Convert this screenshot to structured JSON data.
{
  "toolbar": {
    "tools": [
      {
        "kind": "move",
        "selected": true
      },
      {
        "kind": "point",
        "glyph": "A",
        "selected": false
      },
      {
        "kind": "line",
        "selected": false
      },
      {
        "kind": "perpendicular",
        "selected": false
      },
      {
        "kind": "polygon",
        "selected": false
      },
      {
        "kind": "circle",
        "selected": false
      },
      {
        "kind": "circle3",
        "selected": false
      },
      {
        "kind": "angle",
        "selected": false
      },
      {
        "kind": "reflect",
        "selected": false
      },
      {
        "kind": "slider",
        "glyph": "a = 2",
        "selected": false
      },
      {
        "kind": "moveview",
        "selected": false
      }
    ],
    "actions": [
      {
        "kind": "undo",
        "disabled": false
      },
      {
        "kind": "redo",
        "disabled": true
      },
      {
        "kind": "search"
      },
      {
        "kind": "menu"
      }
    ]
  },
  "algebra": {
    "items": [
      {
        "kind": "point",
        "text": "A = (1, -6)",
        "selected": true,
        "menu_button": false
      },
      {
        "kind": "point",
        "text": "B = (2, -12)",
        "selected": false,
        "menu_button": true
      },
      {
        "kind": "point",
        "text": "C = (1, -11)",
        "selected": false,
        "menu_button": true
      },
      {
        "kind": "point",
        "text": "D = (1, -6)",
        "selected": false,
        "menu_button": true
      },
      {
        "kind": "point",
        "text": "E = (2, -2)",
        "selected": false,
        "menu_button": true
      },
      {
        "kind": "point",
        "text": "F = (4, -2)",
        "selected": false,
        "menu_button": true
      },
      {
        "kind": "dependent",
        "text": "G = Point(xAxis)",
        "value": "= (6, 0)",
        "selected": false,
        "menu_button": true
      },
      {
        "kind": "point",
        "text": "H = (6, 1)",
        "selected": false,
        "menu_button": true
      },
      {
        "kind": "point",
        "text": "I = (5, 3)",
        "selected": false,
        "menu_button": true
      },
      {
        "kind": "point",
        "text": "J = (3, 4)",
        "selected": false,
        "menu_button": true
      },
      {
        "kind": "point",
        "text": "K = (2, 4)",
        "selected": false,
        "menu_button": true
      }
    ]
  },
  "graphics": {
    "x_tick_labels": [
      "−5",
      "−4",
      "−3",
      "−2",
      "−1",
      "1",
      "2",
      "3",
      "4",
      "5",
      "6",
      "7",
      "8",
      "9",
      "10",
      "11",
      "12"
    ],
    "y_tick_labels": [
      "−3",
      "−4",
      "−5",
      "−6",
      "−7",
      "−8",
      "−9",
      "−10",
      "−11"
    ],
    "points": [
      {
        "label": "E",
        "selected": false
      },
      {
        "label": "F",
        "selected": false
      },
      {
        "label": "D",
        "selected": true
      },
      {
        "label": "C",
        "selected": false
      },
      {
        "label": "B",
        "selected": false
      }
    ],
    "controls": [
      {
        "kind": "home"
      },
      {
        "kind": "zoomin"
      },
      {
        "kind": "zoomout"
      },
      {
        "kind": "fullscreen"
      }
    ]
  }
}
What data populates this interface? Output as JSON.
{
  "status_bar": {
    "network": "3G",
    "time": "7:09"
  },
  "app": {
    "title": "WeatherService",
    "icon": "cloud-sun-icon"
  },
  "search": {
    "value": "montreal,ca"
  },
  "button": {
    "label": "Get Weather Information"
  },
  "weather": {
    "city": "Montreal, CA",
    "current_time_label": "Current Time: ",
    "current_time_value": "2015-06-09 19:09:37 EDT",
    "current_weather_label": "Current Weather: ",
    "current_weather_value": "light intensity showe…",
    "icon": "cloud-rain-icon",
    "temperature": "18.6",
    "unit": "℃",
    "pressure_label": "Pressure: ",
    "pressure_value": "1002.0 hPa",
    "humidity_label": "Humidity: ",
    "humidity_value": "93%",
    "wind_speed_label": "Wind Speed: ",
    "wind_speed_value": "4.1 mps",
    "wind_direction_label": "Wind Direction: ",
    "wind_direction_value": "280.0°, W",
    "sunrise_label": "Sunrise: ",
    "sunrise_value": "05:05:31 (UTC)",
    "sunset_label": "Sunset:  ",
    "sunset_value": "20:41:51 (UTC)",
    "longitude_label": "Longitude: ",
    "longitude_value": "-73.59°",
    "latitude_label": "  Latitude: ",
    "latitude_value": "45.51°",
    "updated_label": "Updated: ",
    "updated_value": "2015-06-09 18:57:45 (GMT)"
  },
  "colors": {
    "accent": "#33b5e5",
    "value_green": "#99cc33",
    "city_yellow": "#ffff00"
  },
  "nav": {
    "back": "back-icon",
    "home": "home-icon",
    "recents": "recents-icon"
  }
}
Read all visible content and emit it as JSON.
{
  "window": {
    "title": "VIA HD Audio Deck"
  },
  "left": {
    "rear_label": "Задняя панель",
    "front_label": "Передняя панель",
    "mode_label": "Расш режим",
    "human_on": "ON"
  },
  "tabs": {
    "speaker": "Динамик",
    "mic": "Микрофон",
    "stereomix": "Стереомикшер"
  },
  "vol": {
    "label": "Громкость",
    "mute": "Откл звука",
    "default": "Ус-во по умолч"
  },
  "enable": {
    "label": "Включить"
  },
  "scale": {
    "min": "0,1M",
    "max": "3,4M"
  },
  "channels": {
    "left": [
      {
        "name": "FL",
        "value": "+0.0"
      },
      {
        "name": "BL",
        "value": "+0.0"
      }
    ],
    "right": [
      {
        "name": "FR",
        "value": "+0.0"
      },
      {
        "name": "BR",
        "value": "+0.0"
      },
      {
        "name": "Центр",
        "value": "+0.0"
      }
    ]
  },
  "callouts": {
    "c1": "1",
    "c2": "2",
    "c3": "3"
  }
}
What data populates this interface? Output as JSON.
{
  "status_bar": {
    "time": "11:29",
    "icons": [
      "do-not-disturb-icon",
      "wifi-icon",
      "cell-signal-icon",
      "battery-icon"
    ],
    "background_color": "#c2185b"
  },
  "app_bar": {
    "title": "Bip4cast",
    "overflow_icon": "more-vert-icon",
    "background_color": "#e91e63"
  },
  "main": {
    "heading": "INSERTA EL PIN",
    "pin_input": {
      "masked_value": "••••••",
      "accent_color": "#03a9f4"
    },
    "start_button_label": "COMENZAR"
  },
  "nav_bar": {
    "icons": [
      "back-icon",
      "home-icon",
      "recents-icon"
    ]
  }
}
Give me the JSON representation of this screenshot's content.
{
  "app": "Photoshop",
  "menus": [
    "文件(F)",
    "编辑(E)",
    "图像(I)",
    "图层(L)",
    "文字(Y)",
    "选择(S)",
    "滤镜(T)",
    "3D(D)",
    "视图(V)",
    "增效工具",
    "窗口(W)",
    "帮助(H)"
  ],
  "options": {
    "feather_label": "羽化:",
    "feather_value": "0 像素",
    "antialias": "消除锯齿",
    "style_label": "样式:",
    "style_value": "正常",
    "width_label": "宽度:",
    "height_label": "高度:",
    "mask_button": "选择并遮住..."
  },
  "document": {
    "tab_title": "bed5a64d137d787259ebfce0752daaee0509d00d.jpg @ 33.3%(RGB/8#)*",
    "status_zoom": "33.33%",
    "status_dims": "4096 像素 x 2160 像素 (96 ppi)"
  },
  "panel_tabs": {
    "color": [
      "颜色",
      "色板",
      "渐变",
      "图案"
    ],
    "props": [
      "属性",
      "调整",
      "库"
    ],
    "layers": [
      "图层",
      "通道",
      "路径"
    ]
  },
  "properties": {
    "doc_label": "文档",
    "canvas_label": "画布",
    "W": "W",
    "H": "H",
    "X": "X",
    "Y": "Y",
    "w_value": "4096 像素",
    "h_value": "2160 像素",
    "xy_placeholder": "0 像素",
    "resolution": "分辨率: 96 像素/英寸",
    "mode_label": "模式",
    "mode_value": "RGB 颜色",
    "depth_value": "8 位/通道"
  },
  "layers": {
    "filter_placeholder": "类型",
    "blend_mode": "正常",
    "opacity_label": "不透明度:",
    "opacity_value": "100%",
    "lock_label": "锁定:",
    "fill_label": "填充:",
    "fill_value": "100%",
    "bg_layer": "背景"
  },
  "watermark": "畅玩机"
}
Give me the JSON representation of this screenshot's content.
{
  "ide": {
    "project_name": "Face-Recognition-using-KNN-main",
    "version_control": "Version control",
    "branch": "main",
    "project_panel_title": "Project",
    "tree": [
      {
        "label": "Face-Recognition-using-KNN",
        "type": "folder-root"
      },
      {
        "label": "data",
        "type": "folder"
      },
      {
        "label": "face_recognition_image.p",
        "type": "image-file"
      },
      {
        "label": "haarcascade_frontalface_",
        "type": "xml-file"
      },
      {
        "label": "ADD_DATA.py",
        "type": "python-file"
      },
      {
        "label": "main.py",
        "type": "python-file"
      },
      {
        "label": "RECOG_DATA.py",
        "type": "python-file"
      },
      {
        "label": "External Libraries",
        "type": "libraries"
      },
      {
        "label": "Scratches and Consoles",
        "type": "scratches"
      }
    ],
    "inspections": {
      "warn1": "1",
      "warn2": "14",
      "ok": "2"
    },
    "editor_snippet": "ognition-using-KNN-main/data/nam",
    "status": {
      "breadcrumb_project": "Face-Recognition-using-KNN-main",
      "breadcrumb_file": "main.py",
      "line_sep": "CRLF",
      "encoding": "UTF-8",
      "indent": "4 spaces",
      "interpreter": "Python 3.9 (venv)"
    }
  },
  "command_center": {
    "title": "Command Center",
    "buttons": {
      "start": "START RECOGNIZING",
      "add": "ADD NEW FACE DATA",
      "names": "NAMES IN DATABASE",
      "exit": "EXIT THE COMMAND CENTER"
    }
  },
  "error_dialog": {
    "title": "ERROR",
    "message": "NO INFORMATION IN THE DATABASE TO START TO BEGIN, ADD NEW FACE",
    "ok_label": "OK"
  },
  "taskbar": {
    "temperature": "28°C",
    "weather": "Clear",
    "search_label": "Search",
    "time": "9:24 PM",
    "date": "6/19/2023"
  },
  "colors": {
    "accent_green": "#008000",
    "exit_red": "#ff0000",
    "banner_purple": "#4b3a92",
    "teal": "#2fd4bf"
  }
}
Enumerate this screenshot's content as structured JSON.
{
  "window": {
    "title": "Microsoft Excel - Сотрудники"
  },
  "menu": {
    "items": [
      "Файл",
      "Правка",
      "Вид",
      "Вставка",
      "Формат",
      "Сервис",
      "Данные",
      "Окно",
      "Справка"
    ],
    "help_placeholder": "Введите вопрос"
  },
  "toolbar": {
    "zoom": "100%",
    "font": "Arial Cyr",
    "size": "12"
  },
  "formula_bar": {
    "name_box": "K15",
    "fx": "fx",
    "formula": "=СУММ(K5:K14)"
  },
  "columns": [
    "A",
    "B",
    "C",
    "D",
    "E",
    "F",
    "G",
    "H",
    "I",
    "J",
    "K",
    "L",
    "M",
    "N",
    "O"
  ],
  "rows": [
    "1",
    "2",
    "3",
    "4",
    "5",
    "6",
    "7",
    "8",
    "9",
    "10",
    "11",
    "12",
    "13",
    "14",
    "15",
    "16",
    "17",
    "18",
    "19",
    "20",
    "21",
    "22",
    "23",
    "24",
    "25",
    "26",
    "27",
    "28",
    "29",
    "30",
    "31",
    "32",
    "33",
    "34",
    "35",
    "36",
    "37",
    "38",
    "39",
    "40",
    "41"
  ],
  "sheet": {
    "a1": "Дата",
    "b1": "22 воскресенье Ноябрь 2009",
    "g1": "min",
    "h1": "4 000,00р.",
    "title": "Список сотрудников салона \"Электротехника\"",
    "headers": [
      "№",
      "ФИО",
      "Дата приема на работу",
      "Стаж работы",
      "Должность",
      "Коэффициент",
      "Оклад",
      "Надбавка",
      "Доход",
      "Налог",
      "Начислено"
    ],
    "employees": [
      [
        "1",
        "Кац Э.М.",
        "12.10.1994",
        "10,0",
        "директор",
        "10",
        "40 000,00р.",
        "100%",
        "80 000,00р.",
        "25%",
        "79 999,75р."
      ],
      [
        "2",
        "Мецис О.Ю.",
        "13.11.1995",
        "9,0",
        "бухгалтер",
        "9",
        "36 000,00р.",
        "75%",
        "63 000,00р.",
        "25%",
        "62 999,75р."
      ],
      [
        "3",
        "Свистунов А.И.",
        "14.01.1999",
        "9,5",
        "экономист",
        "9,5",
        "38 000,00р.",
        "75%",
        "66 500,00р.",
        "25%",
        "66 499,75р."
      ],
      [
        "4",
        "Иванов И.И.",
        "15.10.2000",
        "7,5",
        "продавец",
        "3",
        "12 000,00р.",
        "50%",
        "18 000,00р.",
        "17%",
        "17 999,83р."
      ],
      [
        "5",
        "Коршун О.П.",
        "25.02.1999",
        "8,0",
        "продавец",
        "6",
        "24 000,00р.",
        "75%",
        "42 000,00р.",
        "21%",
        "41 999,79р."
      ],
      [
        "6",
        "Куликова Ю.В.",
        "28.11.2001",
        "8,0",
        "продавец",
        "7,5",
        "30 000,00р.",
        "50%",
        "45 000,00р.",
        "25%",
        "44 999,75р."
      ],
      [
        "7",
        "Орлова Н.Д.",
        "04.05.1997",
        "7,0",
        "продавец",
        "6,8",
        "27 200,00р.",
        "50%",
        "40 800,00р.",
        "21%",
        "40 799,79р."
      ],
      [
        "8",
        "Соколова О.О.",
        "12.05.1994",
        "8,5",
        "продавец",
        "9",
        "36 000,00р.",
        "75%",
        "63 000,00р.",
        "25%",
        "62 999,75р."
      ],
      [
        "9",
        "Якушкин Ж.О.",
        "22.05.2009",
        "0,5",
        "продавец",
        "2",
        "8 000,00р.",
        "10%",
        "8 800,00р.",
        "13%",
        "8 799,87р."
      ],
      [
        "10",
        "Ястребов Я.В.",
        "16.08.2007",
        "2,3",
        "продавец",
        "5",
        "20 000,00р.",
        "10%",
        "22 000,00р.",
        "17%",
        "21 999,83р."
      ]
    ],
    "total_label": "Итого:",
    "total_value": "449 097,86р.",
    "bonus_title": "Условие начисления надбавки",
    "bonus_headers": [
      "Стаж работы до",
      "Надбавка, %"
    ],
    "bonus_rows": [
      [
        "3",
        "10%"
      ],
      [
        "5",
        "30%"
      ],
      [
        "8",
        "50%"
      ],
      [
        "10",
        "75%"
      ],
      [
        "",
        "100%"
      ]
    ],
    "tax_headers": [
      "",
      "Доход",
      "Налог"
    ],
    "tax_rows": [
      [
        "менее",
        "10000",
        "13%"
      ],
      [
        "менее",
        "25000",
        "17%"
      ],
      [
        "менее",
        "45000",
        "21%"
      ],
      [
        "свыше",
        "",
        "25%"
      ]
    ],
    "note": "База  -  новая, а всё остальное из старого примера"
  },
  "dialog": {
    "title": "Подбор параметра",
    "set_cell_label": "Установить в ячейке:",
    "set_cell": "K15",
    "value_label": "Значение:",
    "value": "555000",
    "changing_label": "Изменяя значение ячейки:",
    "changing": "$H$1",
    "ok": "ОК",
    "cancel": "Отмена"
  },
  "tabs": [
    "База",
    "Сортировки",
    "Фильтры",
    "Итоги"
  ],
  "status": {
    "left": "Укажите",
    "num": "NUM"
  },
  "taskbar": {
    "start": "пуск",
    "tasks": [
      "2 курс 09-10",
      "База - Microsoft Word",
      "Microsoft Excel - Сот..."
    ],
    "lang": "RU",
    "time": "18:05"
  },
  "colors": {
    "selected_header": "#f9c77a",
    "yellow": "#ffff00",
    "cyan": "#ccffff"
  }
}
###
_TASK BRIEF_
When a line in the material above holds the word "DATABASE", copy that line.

_SOLUTION FOR THIS TASK_
      "names": "NAMES IN DATABASE",
    "message": "NO INFORMATION IN THE DATABASE TO START TO BEGIN, ADD NEW FACE",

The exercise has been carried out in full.